──────── EXERCISE DATA

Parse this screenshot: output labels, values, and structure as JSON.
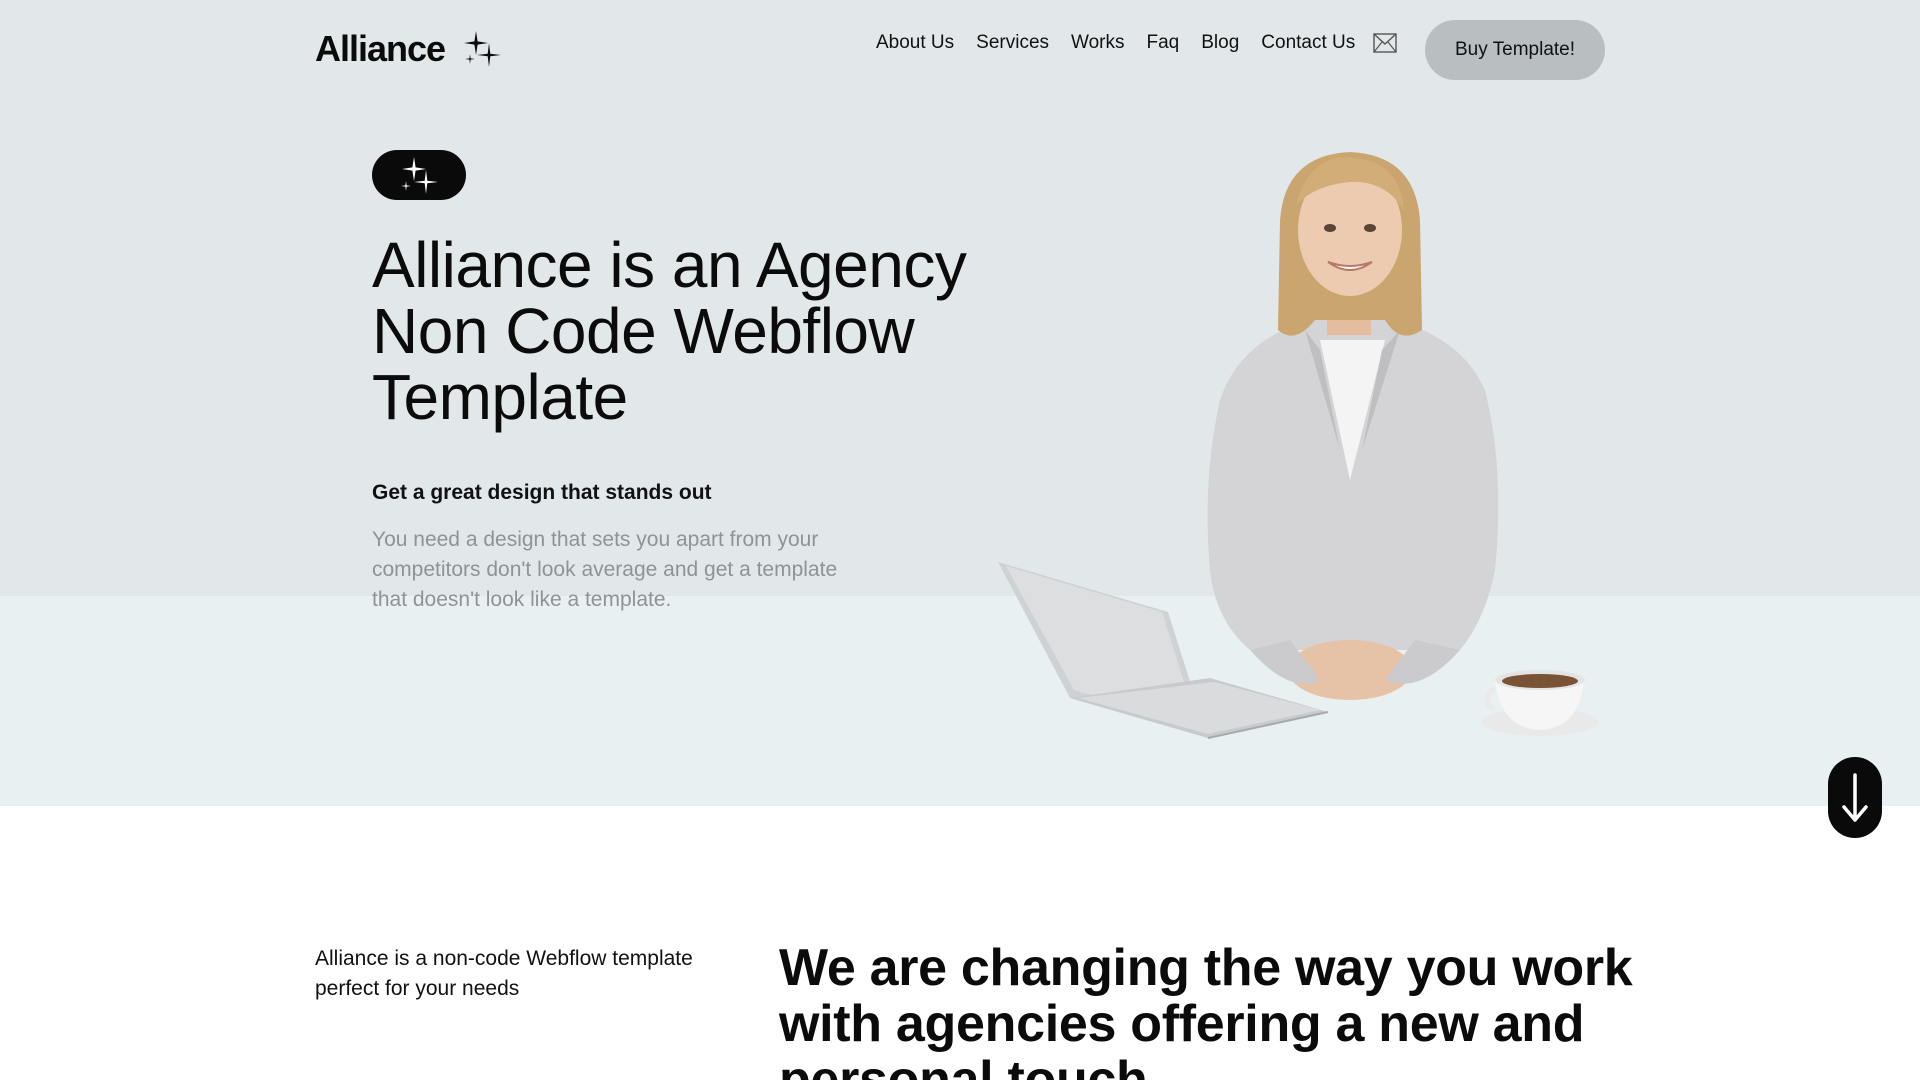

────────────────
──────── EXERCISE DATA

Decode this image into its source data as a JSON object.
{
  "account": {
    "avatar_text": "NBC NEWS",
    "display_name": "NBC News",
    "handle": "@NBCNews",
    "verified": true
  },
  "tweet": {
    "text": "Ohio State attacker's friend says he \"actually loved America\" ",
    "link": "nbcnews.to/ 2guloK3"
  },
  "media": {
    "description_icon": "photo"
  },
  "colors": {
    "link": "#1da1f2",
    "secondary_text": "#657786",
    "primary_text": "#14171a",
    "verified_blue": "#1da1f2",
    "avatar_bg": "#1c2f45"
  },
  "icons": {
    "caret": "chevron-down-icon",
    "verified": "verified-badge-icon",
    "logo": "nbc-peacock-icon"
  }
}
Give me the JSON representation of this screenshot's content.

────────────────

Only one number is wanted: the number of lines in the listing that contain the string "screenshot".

2